The first miracle is Christ’s well-known healing of the Roman centurion’s servant. When the centurion heard of Christ he sent some elders of the Jews to request the healing of his servant. Christ agreed to this but while on the way the centurion again sends some people to tell him not trouble himself. Why? Because the centurion did not consider himself worthy to have Christ under his roof, and rather requests for Christ to say the word and have the servant healed from where he is. Christ obliges, and when those who had been sent by the centurion returned to the house they found the servant well.
Christ affirms John the Baptist’s question (Q = Matthew 11:2-6/Luke 7:18-23)
At one point in the gospel story John the Baptist, in the midst of persecution, doubts that Christ was really the one sent by God. He sends some of his disciples to Christ to ask: “Are you he who is to come, or shall we look for another?” Christ’s response was not to condemn John’s doubt but to attest to his own feats, which included supernatural healings. Christ explains this to John’s disciples and instructs them to,
“Go and tell John what you have seen and heard; the blind receive their sight, the lame walk, lepers are cleansed, and the deaf hear, the dead are raised up, the poor have good news preached to them, and blessed is he who takes no offense at me.”
According to Q, Christ really believed that he had healed the blind, deaf, lame, lepers, and even raised the dead, all of which took place while he preached the good news.
Christ casts out a demon and is accused doing so in Beelzebul’s name (Q = Matthew 9:32-34/Luke 11:14-23)
On this occasion a man was possessed by a demon that Christ casts out of him. According to the narrative many of the witnesses marveled at Christ’s power while others accused him of casting “out demons by Beelzebub, the prince of demons.” The accusation was that Christ derived his supernatural power over the demons not from the one true, good God of Israel but from the devil or some evil, demonic force. Knowing their thoughts, Christ challenged them on this accusation and showed their mistake in attributing his power to Satan.

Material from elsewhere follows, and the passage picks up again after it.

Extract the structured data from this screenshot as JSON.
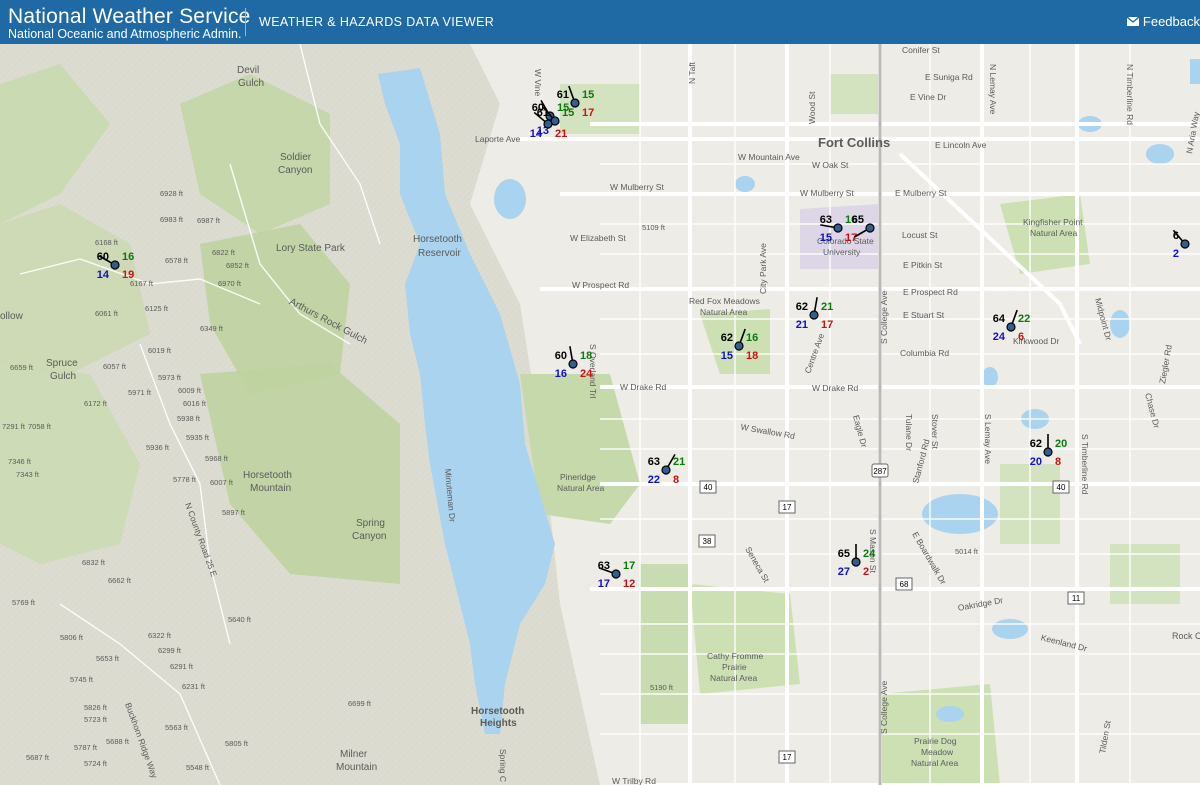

What provides further confidence in this event is that it is also attested to in Mark’s gospel (3:22-27). As such, two early and independent sources attest to Christ’s exorcism which gives it a fairly weighty historical probability.
Christ affirms the existence of demons, and what happens to them after exorcism (Q = Matthew 12:43-45/Luke 11:24-26)
Christ said that,
“When the unclean spirit has gone out of a person, it passes through waterless places seeking rest, and finding none it says, ‘I will return to my house from which I came.’ And when it comes, it finds the house swept and put in order. Then it goes and brings seven other spirits more evil than itself, and they enter and dwell there. And the last state of that person is worse than the first.”
One could debate the details of this text, but it is clear that Christ believed demons existed, that there were numerous such entities with varying degrees of evilness, and that that they could be expelled from human beings (presumably possessed by the demon). Christ therefore did not only accept demons as a supernatural reality but was also actively involved in expelling them from human beings.
As already noted, Q is a valuable source and one that is frequently cited by historical Jesus scholars in their historical reconstruction of Christ’s ministry. As stated, given Q’s earliness Christ’s miracles and exorcisms cannot be deemed late fabrications, and they must be considered carefully and responsibly by those wishing to reconstruct the Christ of history.
[Blog Article first published 06/05/2015. Edited and republished 04/27/2019]
1. Bock, D. 2010. Who Is Jesus? Linking the Historical Jesus with the Christ of Faith. p. 16.
2. Ehrman, B. 2015. Q and the Passion Narrative. Available.
3. Dunn, J. 2003. Jesus Remembered: Christianity in the Making Volume.
4. Price, C. 2004. The Miracles of Jesus: A Historical Inquiry. Available.